The following was compiled by the Greater Rochester Chamber of Commerce:
Rochester was originally incorporated as Norway Plains in 1722. The first settlers did not come to stay until 1729 because of fears of Indian raids during King Phillips War. The early settlers struggled through difficult times and Indian attacks. Sixty families settled on and around Haven Hill, now known as Rochester Hill, the center of the early town. One well known settler was the Rev. Amos Main, a greatly honored and beloved minister from 1731 until his death in 1760. In addition to his church responsibilities, he served as doctor, lawyer, and advisor for the area and often traveled long distances away from Rochester. Although he carried his gun as well as his Bible, the Indians had so much regard for his character, he was never attacked. The Parson Main Monument in downtown Rochester was erected in 1896 in his memory.
During the first decades after settlement, lumbering was the main occupation of the settlers. Trees were cut in the Whitehall Swamp for the King’s masts and for lumber. In addition to lumbering, economic vitality came to Rochester, due in part to being blessed with three rivers, the Cocheco, Salmon Falls and Isinglass. These rivers provided fertile land for farming and water power for industrial growth.

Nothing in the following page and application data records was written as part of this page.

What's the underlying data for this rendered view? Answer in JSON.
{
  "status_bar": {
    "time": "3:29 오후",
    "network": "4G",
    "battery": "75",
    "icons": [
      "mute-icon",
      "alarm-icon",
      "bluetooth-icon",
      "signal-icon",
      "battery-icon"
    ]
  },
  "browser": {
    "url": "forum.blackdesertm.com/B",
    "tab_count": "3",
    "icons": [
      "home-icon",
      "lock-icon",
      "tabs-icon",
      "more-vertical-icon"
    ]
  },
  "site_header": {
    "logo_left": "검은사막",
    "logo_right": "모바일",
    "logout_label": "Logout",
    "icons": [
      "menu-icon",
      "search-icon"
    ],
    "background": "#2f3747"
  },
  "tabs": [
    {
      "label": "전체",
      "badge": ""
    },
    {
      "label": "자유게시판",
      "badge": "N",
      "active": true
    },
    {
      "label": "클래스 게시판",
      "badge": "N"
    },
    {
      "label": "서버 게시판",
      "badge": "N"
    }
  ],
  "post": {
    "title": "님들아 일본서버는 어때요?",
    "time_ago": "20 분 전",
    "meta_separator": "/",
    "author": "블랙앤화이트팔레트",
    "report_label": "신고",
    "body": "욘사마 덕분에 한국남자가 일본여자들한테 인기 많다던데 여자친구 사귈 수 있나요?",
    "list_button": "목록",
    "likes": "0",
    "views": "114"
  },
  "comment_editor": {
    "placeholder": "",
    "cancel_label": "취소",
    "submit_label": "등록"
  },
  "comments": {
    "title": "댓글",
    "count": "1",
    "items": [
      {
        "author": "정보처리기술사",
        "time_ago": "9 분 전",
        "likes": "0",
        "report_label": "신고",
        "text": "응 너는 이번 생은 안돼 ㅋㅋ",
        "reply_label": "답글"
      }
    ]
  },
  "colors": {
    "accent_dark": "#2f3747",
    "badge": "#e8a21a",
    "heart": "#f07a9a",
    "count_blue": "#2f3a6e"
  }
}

The 1800s brought major industries such as woolen mills and shoe factories. The demands of the Civil War were responsible for the beginning of the Cocheco Manufacturing Company in East Rochester in 1863 which made woolen blankets for the soldiers. Soon the shoe industry, which began in 1843 with small neighborhood shops, became a large mechanized industry with shoe shops like the Wallace Shoe Company which covered five acres on South Main Street. Other large industries included machine making, box making, and brick-making. By the late 1890s, Rochester bustled with industry, and four major railroads carried out the goods produced and carried in tourists and businessmen. Hanson Street and Main Street became lined with shops and restaurants, as well as several hotels near the train station. Immigrants, especially from Canada, came to Rochester to work.
In 1874, Rochester residents wanted a local fair with agricultural and mechanical displays. Their early efforts enabled them to buy land off Lafayette Street and build Cold Spring Park in 1879. The Rochester Fair has been held there each September since.

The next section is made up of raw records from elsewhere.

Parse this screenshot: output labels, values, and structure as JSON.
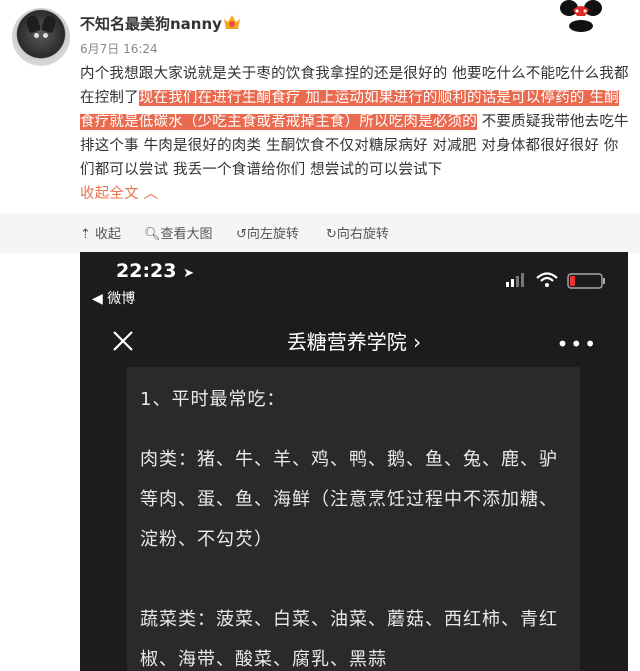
{
  "post": {
    "username": "不知名最美狗nanny",
    "date": "6月7日 16:24",
    "text_part1": "内个我想跟大家说就是关于枣的饮食我拿捏的还是很好的 他要吃什么不能吃什么我都在控制了",
    "text_highlight": "现在我们在进行生酮食疗 加上运动如果进行的顺利的话是可以停药的 生酮食疗就是低碳水（少吃主食或者戒掉主食）所以吃肉是必须的",
    "text_part2": "不要质疑我带他去吃牛排这个事 牛肉是很好的肉类 生酮饮食不仅对糖尿病好 对减肥 对身体都很好很好 你们都可以尝试 我丢一个食谱给你们 想尝试的可以尝试下",
    "collapse_label": "收起全文",
    "highlight_color": "#ea6a4f"
  },
  "toolbar": {
    "collapse": "收起",
    "view_large": "查看大图",
    "rotate_left": "向左旋转",
    "rotate_right": "向右旋转"
  },
  "screenshot": {
    "time": "22:23",
    "back_label": "◀ 微博",
    "title": "丢糖营养学院 ›",
    "more": "•••",
    "section1": "1、平时最常吃：",
    "meat": "肉类：猪、牛、羊、鸡、鸭、鹅、鱼、兔、鹿、驴等肉、蛋、鱼、海鲜（注意烹饪过程中不添加糖、淀粉、不勾芡）",
    "veg": "蔬菜类：菠菜、白菜、油菜、蘑菇、西红柿、青红椒、海带、酸菜、腐乳、黑蒜"
  }
}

Rochester was incorporated as a City in 1891, reflecting its economic success during the industrial boom. In 1892, Charles S. Whitehouse became the first Mayor of Rochester. Rochester is proud to be home to three New Hampshire governors during the industrial years, Samuel Felker, (1913-1915); Rolland Spaulding (1915-1917); and Huntley Spaulding (1927-1929).
Municipal buildings, including City Hall and the Public Library, were constructed in Rochester in the early 1900s. The Opera House, located on the second and third floors of Rochester’s City Hall, was the center of Rochester’s culture for decades. It is believed to be the only one of its kind still surviving. It is of unique design with slanted balconies, movable seats and a floor that can be raised and lowered to suit the occasion. Because of its history and uniqueness, major restoration efforts continue to preserve this magnificent treasure.

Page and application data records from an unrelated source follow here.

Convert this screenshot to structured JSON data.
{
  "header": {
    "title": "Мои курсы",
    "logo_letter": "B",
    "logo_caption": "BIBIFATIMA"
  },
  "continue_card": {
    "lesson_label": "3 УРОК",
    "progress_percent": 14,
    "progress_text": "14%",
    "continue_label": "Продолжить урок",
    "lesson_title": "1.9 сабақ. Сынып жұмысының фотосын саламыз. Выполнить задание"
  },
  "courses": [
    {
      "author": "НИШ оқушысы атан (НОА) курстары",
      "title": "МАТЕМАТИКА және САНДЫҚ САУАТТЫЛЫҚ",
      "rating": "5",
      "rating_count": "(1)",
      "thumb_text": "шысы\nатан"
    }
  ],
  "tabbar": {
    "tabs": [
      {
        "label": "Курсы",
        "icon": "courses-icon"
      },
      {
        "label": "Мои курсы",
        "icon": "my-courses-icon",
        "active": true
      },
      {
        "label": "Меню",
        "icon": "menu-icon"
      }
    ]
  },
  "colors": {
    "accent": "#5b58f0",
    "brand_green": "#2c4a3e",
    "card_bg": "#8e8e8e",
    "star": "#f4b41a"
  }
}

The depression of the 1930s hit Rochester hard, but by mid-century, Rochester enjoyed the development of a major highway system. The Spaulding Turnpike brought new industry and created urban and suburban growth. The city’s commitment to economic development continues to spur growth of manufacturing and high-tech companies. The combination of the quality lifestyle, natural beauty, and economic diversity found here keep these companies calling Rochester their home.
Miles Dustin, who designed and built The Bandstand on the Commons, founded the Rochester Historical Society in 1950. The Society leased a building from the City in 1994 and began to put together the pieces of Rochester’s history that members had collected and stored for many years. It is the mission of the Rochester Historical Society to collect, preserve, exhibit, and to research the history of Rochester, Gonic and East Rochester. Devoted members have worked tirelessly to amass the present collection. The Rochester Historical Society’s Museum is open to the public each week for viewing of the collection and rotating exhibits, and for research on Rochester. For more information, contact the Rochester Historical Society at (603) 330-3099 or visit them at www.rochesterhistoricalnh.org.